His new home, 1201 Western Ave., at the base of Harbor Steps, is a 12-story building. Near Pike Place Market and the waterfront, it has more of an old Seattle flavor, Braseth feels, than the “office park” look and atmosphere of Denny Triangle and South Lake Union these days.
“The Visionaries of the Pacific Northwest Revisited,” currently on show at Woodside/Braseth, runs through Aug. 20 and will be the last exhibit at 2101 Ninth Avenue address. Braseth hopes the Western Avenue location, which will reopen with a group show featuring all the artists represented by Woodside/Braseth, will be the gallery’s last home. He’s been in the business 37 years and hopes to wrap things up when he hits the half-century mark.
Headed east later this month? If you're passing through Goldendale in Klickitat County at the right time, you can waltz right in to the Maryhill Museum of Art for free. During the weekend of July 19-20, residents of King, Snohomish and Whatcom counties (among others) can show a driver's license and skip the usual $9 adult admission fee. Also on July 19 -- and also free -- the museum will host "A Midsummer Night's Dream," performed by the Portland Actors Ensemble. While inside the museum, you can browse sculpture by James Lee Hansen, a collection of cartoons from The New Yorker magazine (and lesser-known pieces of the artists' portfolios) and "Maryhill Favorites: The Female Form."

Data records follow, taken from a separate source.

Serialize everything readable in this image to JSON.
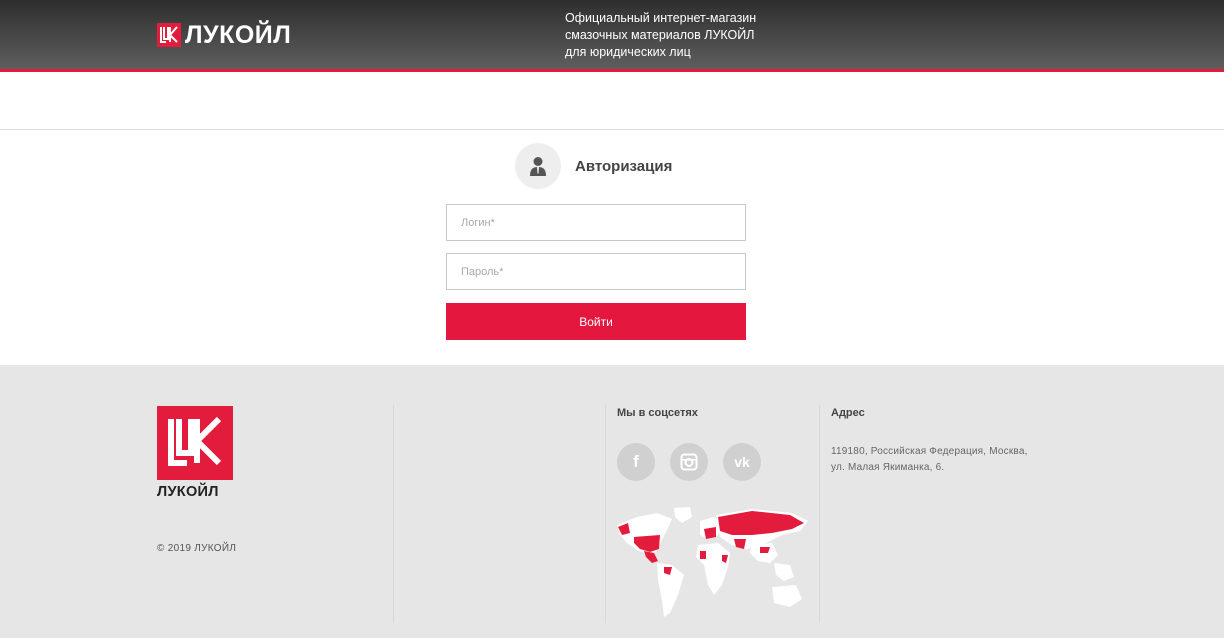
{
  "header": {
    "brand": "ЛУКОЙЛ",
    "tagline_line1": "Официальный интернет-магазин",
    "tagline_line2": "смазочных материалов ЛУКОЙЛ",
    "tagline_line3": "для юридических лиц"
  },
  "auth": {
    "title": "Авторизация",
    "login_placeholder": "Логин*",
    "login_value": "",
    "password_placeholder": "Пароль*",
    "password_value": "",
    "submit_label": "Войти"
  },
  "footer": {
    "brand": "ЛУКОЙЛ",
    "copyright": "© 2019 ЛУКОЙЛ",
    "social_title": "Мы в соцсетях",
    "social_links": [
      {
        "icon": "facebook-icon",
        "glyph": "f"
      },
      {
        "icon": "instagram-icon",
        "glyph": ""
      },
      {
        "icon": "vk-icon",
        "glyph": "vk"
      }
    ],
    "address_title": "Адрес",
    "address_line1": "119180, Российская Федерация, Москва,",
    "address_line2": "ул. Малая Якиманка, 6."
  },
  "colors": {
    "accent": "#e31b3c",
    "button": "#e4173e",
    "footer_bg": "#e6e6e7"
  }
}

This blog post is a two-fer: It consists of things to see AND do. Yeah, it's hot, yeah, we know. ArtsPage HQ's motto is (one of our many mottoes) that it's never "too" anything to get out and look at great art.

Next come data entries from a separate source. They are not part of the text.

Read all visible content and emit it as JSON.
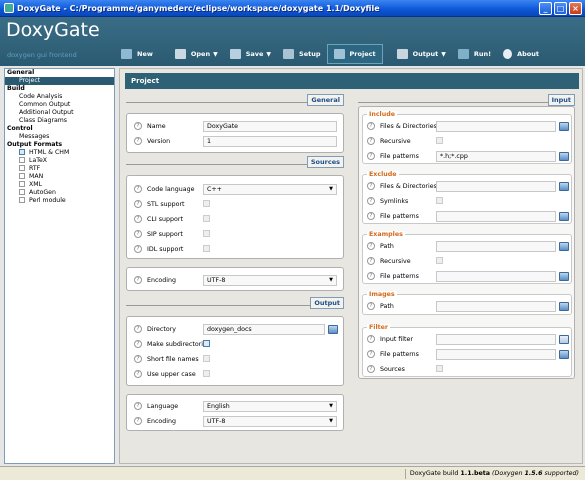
{
  "window": {
    "title": "DoxyGate - C:/Programme/ganymederc/eclipse/workspace/doxygate 1.1/Doxyfile"
  },
  "header": {
    "brand": "DoxyGate",
    "tagline": "doxygen gui frontend"
  },
  "toolbar": {
    "new": "New",
    "open": "Open",
    "save": "Save",
    "setup": "Setup",
    "project": "Project",
    "output": "Output",
    "run": "Run!",
    "about": "About"
  },
  "sidebar": {
    "general": "General",
    "project": "Project",
    "build": "Build",
    "code_analysis": "Code Analysis",
    "common_output": "Common Output",
    "additional_output": "Additional Output",
    "class_diagrams": "Class Diagrams",
    "control": "Control",
    "messages": "Messages",
    "output_formats": "Output Formats",
    "html": "HTML & CHM",
    "latex": "LaTeX",
    "rtf": "RTF",
    "man": "MAN",
    "xml": "XML",
    "autogen": "AutoGen",
    "perl": "Perl module"
  },
  "content": {
    "heading": "Project",
    "general": {
      "title": "General",
      "name_label": "Name",
      "name_value": "DoxyGate",
      "version_label": "Version",
      "version_value": "1"
    },
    "sources": {
      "title": "Sources",
      "code_language_label": "Code language",
      "code_language_value": "C++",
      "stl_label": "STL support",
      "cli_label": "CLI support",
      "sip_label": "SIP support",
      "idl_label": "IDL support",
      "encoding_label": "Encoding",
      "encoding_value": "UTF-8"
    },
    "output": {
      "title": "Output",
      "directory_label": "Directory",
      "directory_value": "doxygen_docs",
      "make_subdirs_label": "Make subdirectories",
      "short_names_label": "Short file names",
      "upper_case_label": "Use upper case",
      "language_label": "Language",
      "language_value": "English",
      "encoding_label": "Encoding",
      "encoding_value": "UTF-8"
    },
    "input": {
      "title": "Input",
      "include": {
        "title": "Include",
        "files_label": "Files & Directories",
        "recursive_label": "Recursive",
        "patterns_label": "File patterns",
        "patterns_value": "*.h;*.cpp"
      },
      "exclude": {
        "title": "Exclude",
        "files_label": "Files & Directories",
        "symlinks_label": "Symlinks",
        "patterns_label": "File patterns"
      },
      "examples": {
        "title": "Examples",
        "path_label": "Path",
        "recursive_label": "Recursive",
        "patterns_label": "File patterns"
      },
      "images": {
        "title": "Images",
        "path_label": "Path"
      },
      "filter": {
        "title": "Filter",
        "input_filter_label": "Input filter",
        "patterns_label": "File patterns",
        "sources_label": "Sources"
      }
    }
  },
  "status": {
    "prefix": "DoxyGate build",
    "build": "1.1.beta",
    "doxygen_prefix": "(Doxygen",
    "doxygen_version": "1.5.6",
    "doxygen_suffix": "supported)"
  },
  "colors": {
    "header": "#2a5a72",
    "accent_orange": "#d36a1a",
    "accent_blue": "#1d4c8c"
  }
}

From theater critic Misha Berson: Seattle Musical Theatre has appointed local director and producer Roy Arauz as its new artistic director. Arauz brings wide experience as a theater artist, manager and dancer-choreographer to the longstanding company, which mounts revivals of well-known musicals at its venue in Magnuson Park. Arauz has worked in various capacities for such local companies as ArtsWest, SecondStory Repertory, Redwood Theatre and Studio East, and has choreographed or directed such classic musicals as "Annie," "The Music Man" and "Fiddler on the Roof." Recently he has also staged plays for Arouet, a fringe drama group he founded and has led since 2009.